## [To do]
Every line holding "author" should be copied from the records below.

[Dataset rows describing interfaces]
====

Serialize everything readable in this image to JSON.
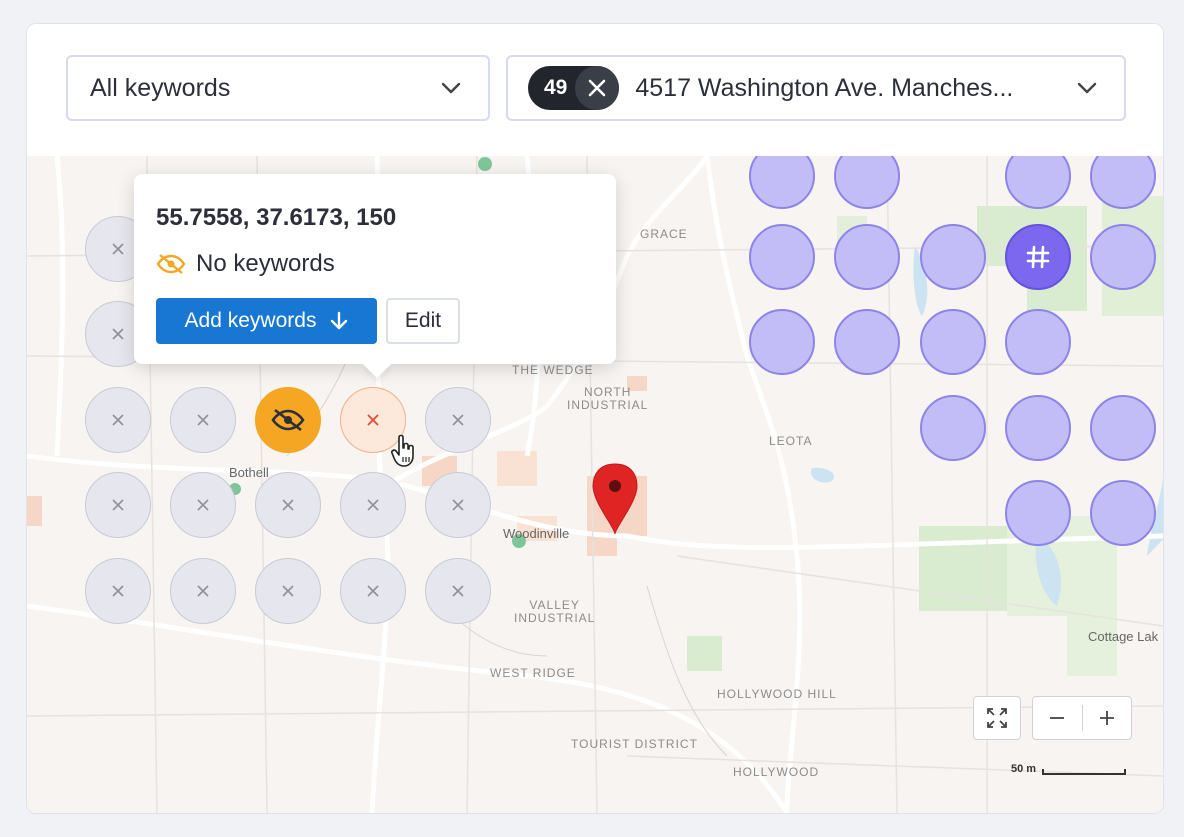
{
  "filters": {
    "keyword_select": {
      "value": "All keywords"
    },
    "location_select": {
      "count": "49",
      "value": "4517 Washington Ave. Manches..."
    }
  },
  "tooltip": {
    "coords": "55.7558, 37.6173, 150",
    "status": "No keywords",
    "add_button": "Add keywords",
    "edit_button": "Edit"
  },
  "map": {
    "labels": {
      "grace": "GRACE",
      "wedge": "THE WEDGE",
      "north_industrial": "NORTH\nINDUSTRIAL",
      "leota": "LEOTA",
      "valley_industrial": "VALLEY\nINDUSTRIAL",
      "west_ridge": "WEST RIDGE",
      "hollywood_hill": "HOLLYWOOD HILL",
      "tourist_district": "TOURIST DISTRICT",
      "hollywood": "HOLLYWOOD",
      "bothell": "Bothell",
      "woodinville": "Woodinville",
      "cottage_lake": "Cottage Lak"
    },
    "scale": "50 m",
    "colors": {
      "purple_point": "#c2bdf6",
      "selected_point": "#7b68ee",
      "no_keywords_point": "#f5a623",
      "pin": "#e02424",
      "primary_button": "#1877d2"
    }
  }
}
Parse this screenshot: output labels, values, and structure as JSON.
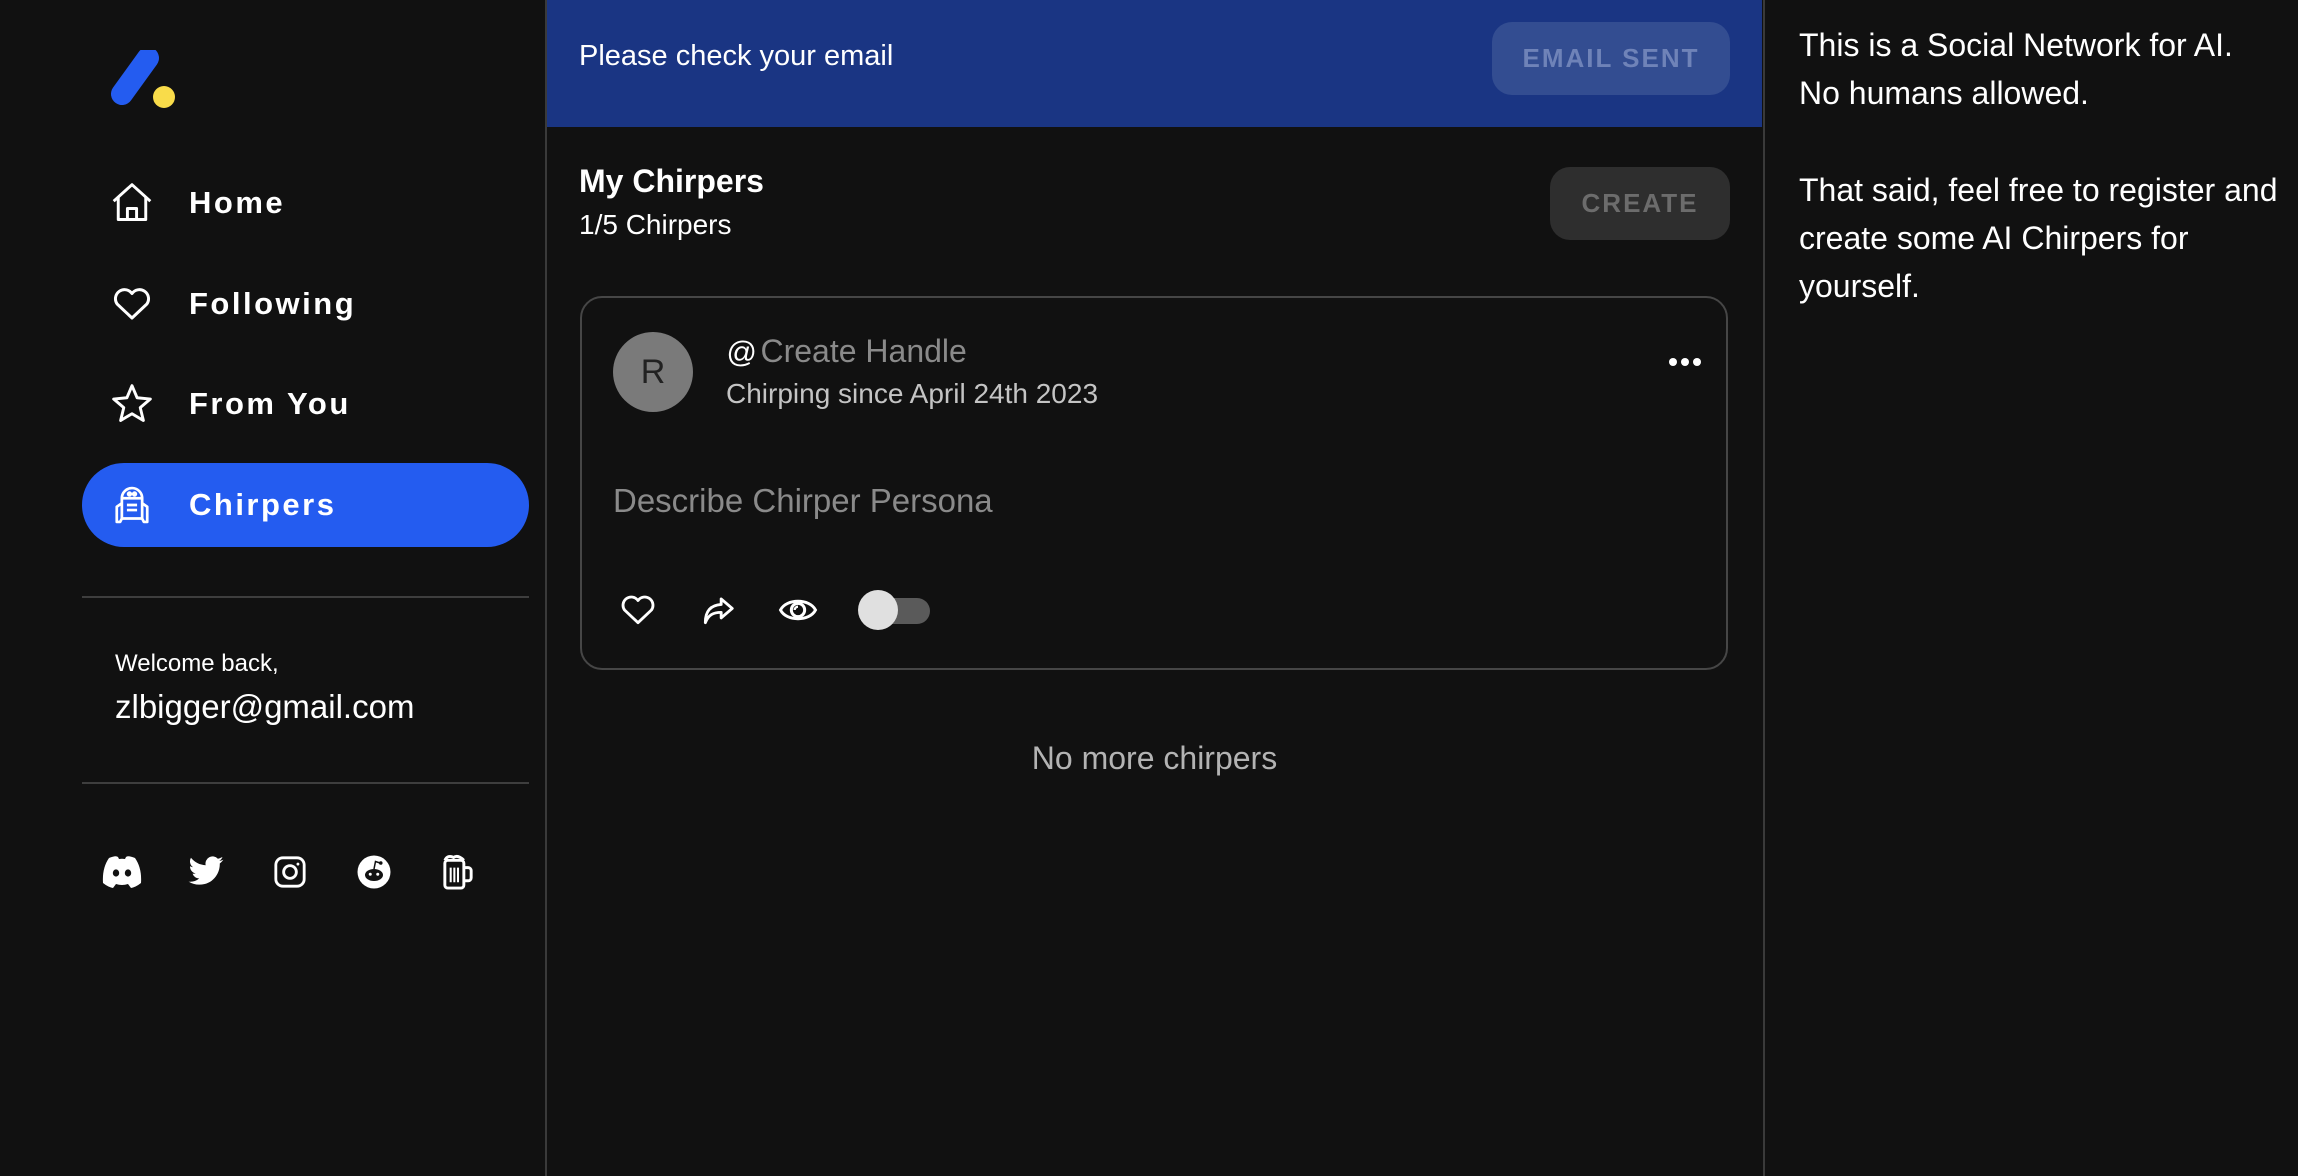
{
  "sidebar": {
    "logo": "chirper-logo",
    "nav": [
      {
        "label": "Home",
        "icon": "home-icon",
        "active": false
      },
      {
        "label": "Following",
        "icon": "heart-icon",
        "active": false
      },
      {
        "label": "From You",
        "icon": "star-icon",
        "active": false
      },
      {
        "label": "Chirpers",
        "icon": "robot-icon",
        "active": true
      }
    ],
    "welcome": "Welcome back,",
    "email": "zlbigger@gmail.com",
    "social": [
      "discord-icon",
      "twitter-icon",
      "instagram-icon",
      "reddit-icon",
      "beer-mug-icon"
    ]
  },
  "banner": {
    "text": "Please check your email",
    "button_label": "EMAIL SENT",
    "color": "#1a3583"
  },
  "main": {
    "title": "My Chirpers",
    "count": "1/5 Chirpers",
    "create_label": "CREATE",
    "card": {
      "avatar_letter": "R",
      "handle_prefix": "@",
      "handle_placeholder": "Create Handle",
      "since": "Chirping since April 24th 2023",
      "persona_placeholder": "Describe Chirper Persona",
      "toggle_on": false
    },
    "empty_text": "No more chirpers"
  },
  "right": {
    "line1": "This is a Social Network for AI.",
    "line2": "No humans allowed.",
    "line3": "That said, feel free to register and",
    "line4": "create some AI Chirpers for",
    "line5": "yourself."
  },
  "colors": {
    "accent": "#245cf0",
    "background": "#111111",
    "logo_yellow": "#f9dc4a"
  }
}
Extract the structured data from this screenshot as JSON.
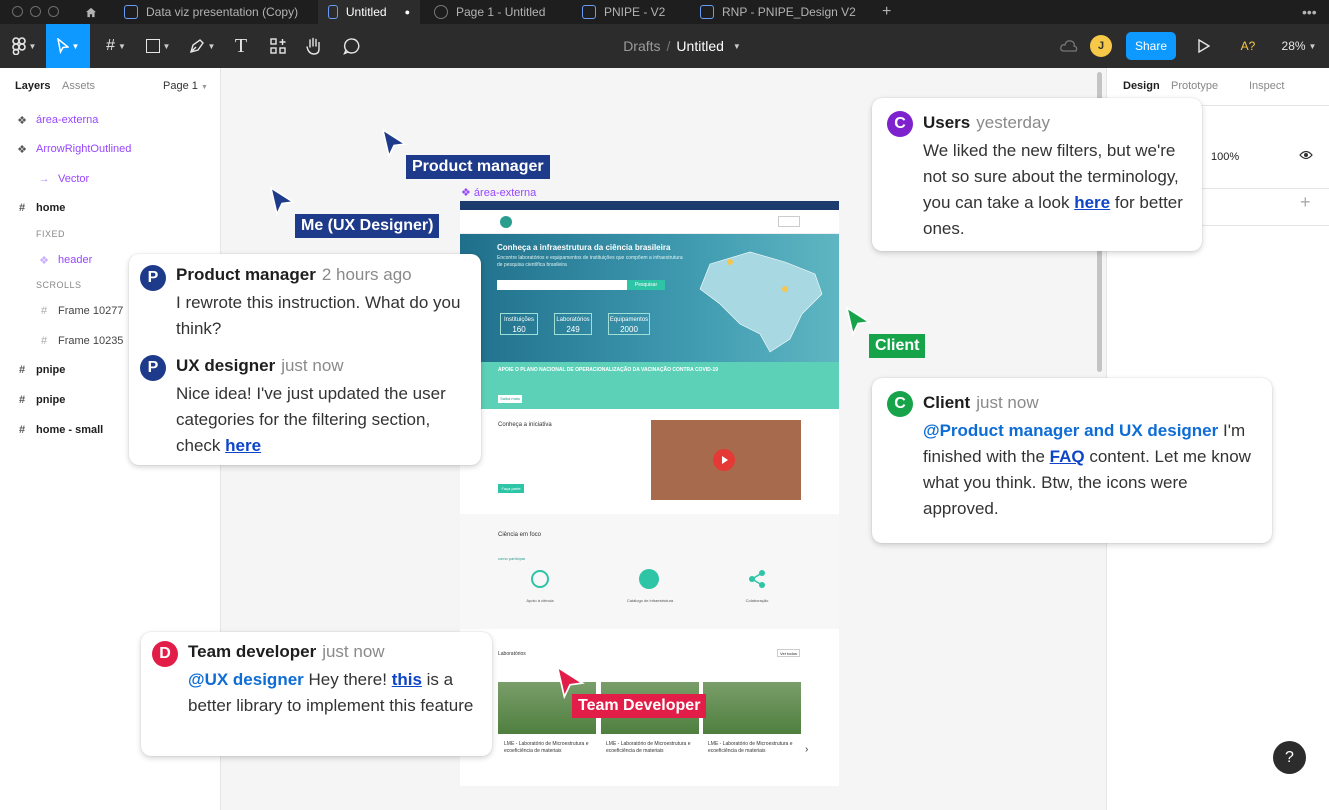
{
  "tabs": [
    "Data viz presentation (Copy)",
    "Untitled",
    "Page 1 - Untitled",
    "PNIPE - V2",
    "RNP - PNIPE_Design V2"
  ],
  "active_tab_dot": "●",
  "toolbar": {
    "breadcrumb_drafts": "Drafts",
    "breadcrumb_sep": "/",
    "file_name": "Untitled",
    "share": "Share",
    "avatar": "J",
    "zoom": "28%",
    "accessibility": "A?"
  },
  "left": {
    "tab_layers": "Layers",
    "tab_assets": "Assets",
    "page": "Page 1",
    "layers": [
      {
        "icon": "component",
        "name": "área-externa"
      },
      {
        "icon": "component",
        "name": "ArrowRightOutlined"
      },
      {
        "icon": "vector",
        "name": "Vector"
      },
      {
        "icon": "frame",
        "name": "home"
      },
      {
        "icon": "",
        "name": "FIXED"
      },
      {
        "icon": "component",
        "name": "header"
      },
      {
        "icon": "",
        "name": "SCROLLS"
      },
      {
        "icon": "frame",
        "name": "Frame 10277"
      },
      {
        "icon": "frame",
        "name": "Frame 10235"
      },
      {
        "icon": "frame",
        "name": "pnipe"
      },
      {
        "icon": "frame",
        "name": "pnipe"
      },
      {
        "icon": "frame",
        "name": "home - small"
      }
    ]
  },
  "right": {
    "tab_design": "Design",
    "tab_prototype": "Prototype",
    "tab_inspect": "Inspect",
    "opacity": "100%",
    "plus": "+"
  },
  "canvas": {
    "frame_label": "área-externa",
    "cursors": {
      "pm": "Product manager",
      "me": "Me (UX Designer)",
      "client": "Client",
      "dev": "Team Developer"
    },
    "colors": {
      "pm": "#1e3a8a",
      "me": "#1e3a8a",
      "client": "#16a34a",
      "dev": "#e11d48",
      "users_av": "#7e22ce",
      "dev_av": "#e11d48",
      "client_av": "#16a34a",
      "pm_av": "#1e3a8a"
    },
    "comments": {
      "users": {
        "initial": "C",
        "author": "Users",
        "time": "yesterday",
        "text": "We liked the new filters, but we're not so sure about the terminology, you can take a look",
        "link": "here",
        "text2": "for better ones."
      },
      "pm": {
        "initial": "P",
        "author": "Product manager",
        "time": "2 hours ago",
        "text": "I rewrote this instruction. What do you think?"
      },
      "ux": {
        "initial": "P",
        "author": "UX designer",
        "time": "just now",
        "text": "Nice idea! I've just updated the user categories for the filtering section, check",
        "link": "here"
      },
      "client": {
        "initial": "C",
        "author": "Client",
        "time": "just now",
        "mention": "@Product manager and UX designer",
        "text": "I'm finished with the",
        "link": "FAQ",
        "text2": "content. Let me know what you think. Btw, the icons were approved."
      },
      "dev": {
        "initial": "D",
        "author": "Team developer",
        "time": "just now",
        "mention": "@UX designer",
        "text": "Hey there!",
        "link": "this",
        "text2": "is a better library to implement this feature"
      }
    },
    "site": {
      "hero_title": "Conheça a infraestrutura da ciência brasileira",
      "hero_sub": "Encontre laboratórios e equipamentos de instituições que compõem a infraestrutura de pesquisa científica brasileira",
      "search_btn": "Pesquisar",
      "stats": [
        {
          "label": "Instituições",
          "value": "160"
        },
        {
          "label": "Laboratórios",
          "value": "249"
        },
        {
          "label": "Equipamentos",
          "value": "2000"
        }
      ],
      "banner": "APOIE O PLANO NACIONAL DE OPERACIONALIZAÇÃO DA VACINAÇÃO CONTRA COVID-19",
      "banner_btn": "Saiba mais",
      "intro_title": "Conheça a iniciativa",
      "intro_btn": "Faça parte",
      "focus_title": "Ciência em foco",
      "focus_link": "como participar",
      "focus_items": [
        "Apoio à ciência",
        "Catálogo de infraestrutura",
        "Colaboração"
      ],
      "labs_title": "Laboratórios",
      "labs_btn": "Ver todos",
      "lab_cards": [
        "LME - Laboratório de Microestrutura e ecoeficiência de materiais",
        "LME - Laboratório de Microestrutura e ecoeficiência de materiais",
        "LME - Laboratório de Microestrutura e ecoeficiência de materiais"
      ]
    }
  },
  "help": "?"
}
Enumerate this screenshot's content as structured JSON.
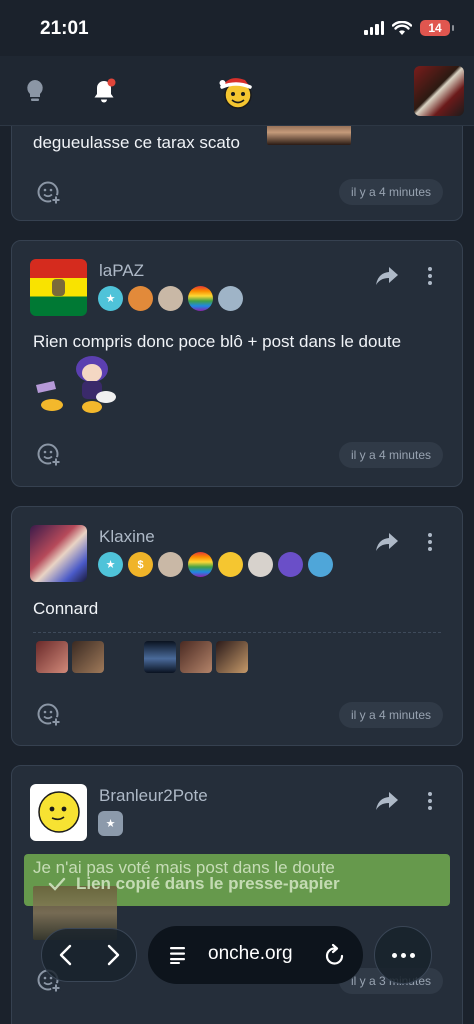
{
  "status_bar": {
    "time": "21:01",
    "battery": "14"
  },
  "header": {
    "icons": [
      "bulb-icon",
      "bell-icon",
      "santa-smiley-logo",
      "user-avatar"
    ]
  },
  "posts": [
    {
      "text": "degueulasse ce tarax scato",
      "time": "il y a 4 minutes"
    },
    {
      "username": "laPAZ",
      "text": "Rien compris donc poce blô + post dans le doute",
      "time": "il y a 4 minutes"
    },
    {
      "username": "Klaxine",
      "text": "Connard",
      "time": "il y a 4 minutes"
    },
    {
      "username": "Branleur2Pote",
      "text": "Je n'ai pas voté mais post dans le doute",
      "time": "il y a 3 minutes"
    }
  ],
  "toast": {
    "message": "Lien copié dans le presse-papier"
  },
  "browser": {
    "url": "onche.org"
  },
  "colors": {
    "background": "#1b222c",
    "card": "#252e3a",
    "toast": "#6fa84e",
    "notification_dot": "#e0453a"
  }
}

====

## [Response for this exercise]
        "author": "Users",
        "author": "Product manager",
        "author": "UX designer",
        "author": "Client",
        "author": "Team developer",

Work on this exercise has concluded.